In it’s examination of the athletic student services program at University of Texas - Austin, the Jackson Lewis law firm pinpoints the problem big-money sports has brought to Division I universities.

“Nationally, the efforts to recruit top student-athletes all too often initiates student athletes arriving on campus academically underprepared for the rigors of college coursework. This, in turn, results in a bigger strain on resources available to support the academic demands of the student-athlete population. Student-athletes who are admitted below the regular admission standards are challenged to keep pace with their regularly admitted classmates.”

As both Mary Willingham and Gerald Gurney have noted, Division I universities actively recruit and admit student athletes who aren’t academically capable of doing college level work, a point of exasperation for both. “Nobody,” says Gurney, “wants to talk about it, even tenured professors just don’t want to deal with it.”

This is happening at a time of record student debt. Despite multimillion dollar broadcast contracts, only a handful of athletic programs make a profit. Most lose millions every year, and many are substantially funded by fees charged to the academic students. Why should academic students incurring huge debt to attend college be paying to fund scholarships going to athletes who can’t read above grade-school level?

What Can YOU do?


If you’re concerned about academic integrity in college athletics, the Drake Group suggests asking the following questions to Division 1 University presidents, to the education committee members in your state legislature and to your state’s governor.

- What is the purpose of a university? Everywhere else in the world, the primary purpose of a university is education. Why in the United States is the highest paid public employee in state after state either a college football coach or a college basketball coach?
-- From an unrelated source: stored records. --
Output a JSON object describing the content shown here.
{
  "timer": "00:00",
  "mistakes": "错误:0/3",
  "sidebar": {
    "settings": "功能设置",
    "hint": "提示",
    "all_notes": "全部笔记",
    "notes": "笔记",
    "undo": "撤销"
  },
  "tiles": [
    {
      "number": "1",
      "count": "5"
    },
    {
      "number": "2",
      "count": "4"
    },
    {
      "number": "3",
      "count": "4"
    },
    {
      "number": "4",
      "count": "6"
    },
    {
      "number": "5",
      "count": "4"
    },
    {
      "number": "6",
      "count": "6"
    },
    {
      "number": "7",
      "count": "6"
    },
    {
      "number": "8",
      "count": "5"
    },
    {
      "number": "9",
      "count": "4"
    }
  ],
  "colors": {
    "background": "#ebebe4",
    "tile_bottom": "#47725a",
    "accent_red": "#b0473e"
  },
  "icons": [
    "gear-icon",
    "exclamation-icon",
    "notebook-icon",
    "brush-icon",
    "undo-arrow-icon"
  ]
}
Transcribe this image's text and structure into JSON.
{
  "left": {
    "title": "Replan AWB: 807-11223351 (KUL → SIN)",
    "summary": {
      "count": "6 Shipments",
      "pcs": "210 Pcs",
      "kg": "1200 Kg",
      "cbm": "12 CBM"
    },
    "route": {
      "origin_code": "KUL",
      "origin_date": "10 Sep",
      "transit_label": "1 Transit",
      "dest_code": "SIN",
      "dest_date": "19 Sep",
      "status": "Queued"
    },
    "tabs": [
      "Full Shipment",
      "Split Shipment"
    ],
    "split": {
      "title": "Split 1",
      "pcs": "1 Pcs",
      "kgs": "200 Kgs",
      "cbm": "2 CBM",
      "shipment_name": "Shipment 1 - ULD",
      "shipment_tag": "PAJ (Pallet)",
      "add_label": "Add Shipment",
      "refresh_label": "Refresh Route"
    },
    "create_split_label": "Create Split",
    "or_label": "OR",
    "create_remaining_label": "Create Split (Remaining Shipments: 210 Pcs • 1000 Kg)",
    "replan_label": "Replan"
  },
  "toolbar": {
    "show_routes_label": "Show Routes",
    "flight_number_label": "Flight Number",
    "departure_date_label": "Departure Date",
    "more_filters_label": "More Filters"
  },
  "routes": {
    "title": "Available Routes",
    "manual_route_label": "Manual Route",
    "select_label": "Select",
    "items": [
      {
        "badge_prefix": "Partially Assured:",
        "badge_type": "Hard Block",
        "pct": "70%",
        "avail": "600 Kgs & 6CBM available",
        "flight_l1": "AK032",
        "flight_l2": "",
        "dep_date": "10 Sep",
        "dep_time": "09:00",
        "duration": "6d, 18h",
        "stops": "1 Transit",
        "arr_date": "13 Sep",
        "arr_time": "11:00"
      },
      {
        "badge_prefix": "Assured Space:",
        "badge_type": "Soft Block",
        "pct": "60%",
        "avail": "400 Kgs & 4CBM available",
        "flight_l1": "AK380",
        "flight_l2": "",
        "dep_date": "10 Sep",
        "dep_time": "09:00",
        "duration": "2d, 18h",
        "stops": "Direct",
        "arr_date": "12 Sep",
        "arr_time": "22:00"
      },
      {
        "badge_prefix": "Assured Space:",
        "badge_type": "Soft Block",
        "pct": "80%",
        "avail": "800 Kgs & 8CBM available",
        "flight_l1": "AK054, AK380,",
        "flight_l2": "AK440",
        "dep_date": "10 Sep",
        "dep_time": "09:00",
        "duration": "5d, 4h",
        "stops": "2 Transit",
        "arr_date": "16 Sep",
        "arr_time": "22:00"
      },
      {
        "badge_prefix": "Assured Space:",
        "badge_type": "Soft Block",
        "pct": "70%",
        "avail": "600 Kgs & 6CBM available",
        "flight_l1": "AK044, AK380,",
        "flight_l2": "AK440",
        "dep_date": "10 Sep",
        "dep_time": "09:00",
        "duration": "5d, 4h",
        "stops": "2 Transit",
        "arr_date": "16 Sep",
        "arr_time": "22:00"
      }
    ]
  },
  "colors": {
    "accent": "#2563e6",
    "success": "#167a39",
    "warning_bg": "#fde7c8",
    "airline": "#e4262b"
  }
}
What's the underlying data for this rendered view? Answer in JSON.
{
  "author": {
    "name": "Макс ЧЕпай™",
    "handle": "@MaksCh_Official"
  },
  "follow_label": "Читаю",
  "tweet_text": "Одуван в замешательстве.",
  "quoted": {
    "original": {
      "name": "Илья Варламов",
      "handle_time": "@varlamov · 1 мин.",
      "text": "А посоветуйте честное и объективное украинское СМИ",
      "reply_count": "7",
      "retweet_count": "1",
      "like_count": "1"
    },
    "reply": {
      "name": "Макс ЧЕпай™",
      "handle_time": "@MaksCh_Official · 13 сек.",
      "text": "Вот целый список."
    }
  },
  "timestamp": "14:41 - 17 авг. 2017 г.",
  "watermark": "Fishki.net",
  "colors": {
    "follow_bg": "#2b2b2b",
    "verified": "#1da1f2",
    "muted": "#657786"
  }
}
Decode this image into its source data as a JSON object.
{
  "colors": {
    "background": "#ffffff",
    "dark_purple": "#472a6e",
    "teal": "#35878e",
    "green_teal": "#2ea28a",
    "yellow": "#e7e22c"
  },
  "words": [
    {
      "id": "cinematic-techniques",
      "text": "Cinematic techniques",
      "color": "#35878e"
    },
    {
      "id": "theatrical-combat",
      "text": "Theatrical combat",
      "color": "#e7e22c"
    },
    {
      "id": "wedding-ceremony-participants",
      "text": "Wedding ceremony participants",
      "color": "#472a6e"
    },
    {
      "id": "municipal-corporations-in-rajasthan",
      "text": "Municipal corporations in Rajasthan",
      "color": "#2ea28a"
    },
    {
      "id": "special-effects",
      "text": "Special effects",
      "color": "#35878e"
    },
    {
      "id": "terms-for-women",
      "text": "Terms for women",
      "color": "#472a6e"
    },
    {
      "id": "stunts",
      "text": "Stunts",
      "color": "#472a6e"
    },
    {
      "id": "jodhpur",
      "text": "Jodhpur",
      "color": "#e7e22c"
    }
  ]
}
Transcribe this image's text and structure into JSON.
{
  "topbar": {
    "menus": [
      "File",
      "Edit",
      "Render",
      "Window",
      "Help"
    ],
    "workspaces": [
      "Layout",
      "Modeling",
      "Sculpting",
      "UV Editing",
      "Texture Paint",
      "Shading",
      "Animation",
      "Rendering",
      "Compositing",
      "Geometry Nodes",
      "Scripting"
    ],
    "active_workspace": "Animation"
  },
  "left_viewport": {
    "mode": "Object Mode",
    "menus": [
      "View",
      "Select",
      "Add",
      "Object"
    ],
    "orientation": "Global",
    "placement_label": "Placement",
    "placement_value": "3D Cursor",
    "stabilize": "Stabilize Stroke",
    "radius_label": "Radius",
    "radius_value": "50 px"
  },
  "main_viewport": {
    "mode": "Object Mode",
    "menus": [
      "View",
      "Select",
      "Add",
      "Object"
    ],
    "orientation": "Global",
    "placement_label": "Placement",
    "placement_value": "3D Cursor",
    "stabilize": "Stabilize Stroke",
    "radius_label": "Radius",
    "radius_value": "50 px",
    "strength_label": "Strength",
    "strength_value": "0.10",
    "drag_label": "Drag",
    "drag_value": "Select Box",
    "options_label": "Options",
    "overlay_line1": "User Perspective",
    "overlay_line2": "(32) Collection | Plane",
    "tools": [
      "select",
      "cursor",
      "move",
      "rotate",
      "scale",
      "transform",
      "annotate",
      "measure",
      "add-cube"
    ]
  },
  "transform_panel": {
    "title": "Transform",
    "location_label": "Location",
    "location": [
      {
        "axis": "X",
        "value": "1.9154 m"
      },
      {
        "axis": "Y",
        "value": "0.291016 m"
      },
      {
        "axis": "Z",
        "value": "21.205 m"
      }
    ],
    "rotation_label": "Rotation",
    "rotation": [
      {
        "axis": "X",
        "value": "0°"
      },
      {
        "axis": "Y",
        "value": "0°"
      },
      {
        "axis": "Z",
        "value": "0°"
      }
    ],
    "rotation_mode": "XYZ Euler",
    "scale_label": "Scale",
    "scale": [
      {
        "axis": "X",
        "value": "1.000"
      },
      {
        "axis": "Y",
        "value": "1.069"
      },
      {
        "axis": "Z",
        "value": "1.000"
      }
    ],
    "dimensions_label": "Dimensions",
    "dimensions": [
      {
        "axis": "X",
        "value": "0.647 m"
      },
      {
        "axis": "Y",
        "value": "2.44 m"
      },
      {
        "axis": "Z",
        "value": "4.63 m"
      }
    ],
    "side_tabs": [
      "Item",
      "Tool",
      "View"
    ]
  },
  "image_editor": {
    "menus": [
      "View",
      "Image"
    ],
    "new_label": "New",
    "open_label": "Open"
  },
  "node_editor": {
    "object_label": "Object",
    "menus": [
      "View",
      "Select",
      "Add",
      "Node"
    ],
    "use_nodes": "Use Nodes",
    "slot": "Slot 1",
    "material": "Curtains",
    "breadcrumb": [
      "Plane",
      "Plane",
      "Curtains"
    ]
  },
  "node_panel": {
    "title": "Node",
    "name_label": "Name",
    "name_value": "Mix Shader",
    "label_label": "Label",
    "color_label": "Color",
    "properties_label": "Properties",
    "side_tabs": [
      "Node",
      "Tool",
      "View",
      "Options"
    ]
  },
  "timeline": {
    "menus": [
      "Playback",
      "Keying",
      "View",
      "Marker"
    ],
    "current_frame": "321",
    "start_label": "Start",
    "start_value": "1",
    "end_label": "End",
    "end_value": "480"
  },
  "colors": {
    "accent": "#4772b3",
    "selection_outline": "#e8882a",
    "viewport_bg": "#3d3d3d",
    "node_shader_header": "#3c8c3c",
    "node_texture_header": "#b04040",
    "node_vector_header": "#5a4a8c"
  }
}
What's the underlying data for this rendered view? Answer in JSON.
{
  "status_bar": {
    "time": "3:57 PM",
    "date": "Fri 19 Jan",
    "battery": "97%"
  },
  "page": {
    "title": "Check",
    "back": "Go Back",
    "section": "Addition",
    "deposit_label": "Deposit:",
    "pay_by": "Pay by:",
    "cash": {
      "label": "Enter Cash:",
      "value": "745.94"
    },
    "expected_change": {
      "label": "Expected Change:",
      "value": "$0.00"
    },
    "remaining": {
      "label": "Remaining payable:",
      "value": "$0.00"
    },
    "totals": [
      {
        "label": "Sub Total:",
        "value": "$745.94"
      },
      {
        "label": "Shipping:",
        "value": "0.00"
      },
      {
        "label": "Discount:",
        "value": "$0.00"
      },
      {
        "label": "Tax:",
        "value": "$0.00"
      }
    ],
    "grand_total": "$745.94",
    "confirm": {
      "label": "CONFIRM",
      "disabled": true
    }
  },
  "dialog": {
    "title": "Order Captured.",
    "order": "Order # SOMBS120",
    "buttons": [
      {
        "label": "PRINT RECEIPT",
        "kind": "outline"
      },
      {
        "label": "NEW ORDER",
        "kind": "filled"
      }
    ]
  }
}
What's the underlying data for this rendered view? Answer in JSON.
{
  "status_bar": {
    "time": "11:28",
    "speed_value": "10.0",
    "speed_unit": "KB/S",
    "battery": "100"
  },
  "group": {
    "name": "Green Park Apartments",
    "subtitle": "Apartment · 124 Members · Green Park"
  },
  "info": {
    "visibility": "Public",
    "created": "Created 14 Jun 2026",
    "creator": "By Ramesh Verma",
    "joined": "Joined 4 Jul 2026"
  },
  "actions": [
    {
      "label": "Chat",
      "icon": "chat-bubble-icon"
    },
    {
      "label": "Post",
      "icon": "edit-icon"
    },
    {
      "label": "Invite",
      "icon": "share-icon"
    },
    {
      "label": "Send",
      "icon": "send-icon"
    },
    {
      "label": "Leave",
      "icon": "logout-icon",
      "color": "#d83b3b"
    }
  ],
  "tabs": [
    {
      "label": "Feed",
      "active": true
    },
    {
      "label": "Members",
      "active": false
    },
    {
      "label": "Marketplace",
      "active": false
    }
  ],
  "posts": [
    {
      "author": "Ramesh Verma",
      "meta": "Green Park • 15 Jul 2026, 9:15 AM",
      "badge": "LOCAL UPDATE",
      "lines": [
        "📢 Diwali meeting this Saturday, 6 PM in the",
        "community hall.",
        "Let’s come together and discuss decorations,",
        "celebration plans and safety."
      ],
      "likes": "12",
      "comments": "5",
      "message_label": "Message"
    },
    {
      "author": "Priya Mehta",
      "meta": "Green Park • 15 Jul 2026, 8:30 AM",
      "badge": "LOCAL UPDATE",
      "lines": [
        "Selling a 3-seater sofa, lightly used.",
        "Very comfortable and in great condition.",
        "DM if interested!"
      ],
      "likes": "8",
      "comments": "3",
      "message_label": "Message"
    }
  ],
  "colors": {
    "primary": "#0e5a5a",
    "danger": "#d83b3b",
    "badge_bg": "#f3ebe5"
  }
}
Are Division I universities simply cost-free training grounds for the NBA and the NFL? Why is the athletic department spending more to provide academic study and support facilities and tutors to its athletes than any academic department provides for its students?

Should students who can only read at grade-school level or less be given full scholarships and admitted to a university so they can play football or basketball? Universities often make the argument they’re giving such students a chance. Would the men’s basketball coach recruit someone who’s 5’2”, can’t shoot, run or play defense for his basketball squad to “give him a chance?” Should university athletic departments be required to report each year the number of at-risk students admitted who’ve been given scholarships to come and play football or basketball?

Should there be line-item detail on the student bill so students and parents can see how much the student pays each semester to support athletics? Can you imagine getting a bill from your auto mechanic for $700 or a $1,000 with no breakdown of the costs? Should public universities be required to provide line-item detail to show where the money is going? In the computer age, that’s simple. The university knows precisely how it arrived at the total figure it’s charging the student. At many universities, the highest fee the student pays goes to fund the athletic department.

How is the chief academic officer, the university provost, checking for academic fraud and corruption in the athletic department? With all the alarm bells that have sounded about academic fraud in college athletics, if the provost is not checking, why not? How is the provost being held accountable?

Please let the Drake Group know what you’re finding

You can send your email to AcademicIntegrity2017@gmail.com

Thank You!

© 2017 The Drake Group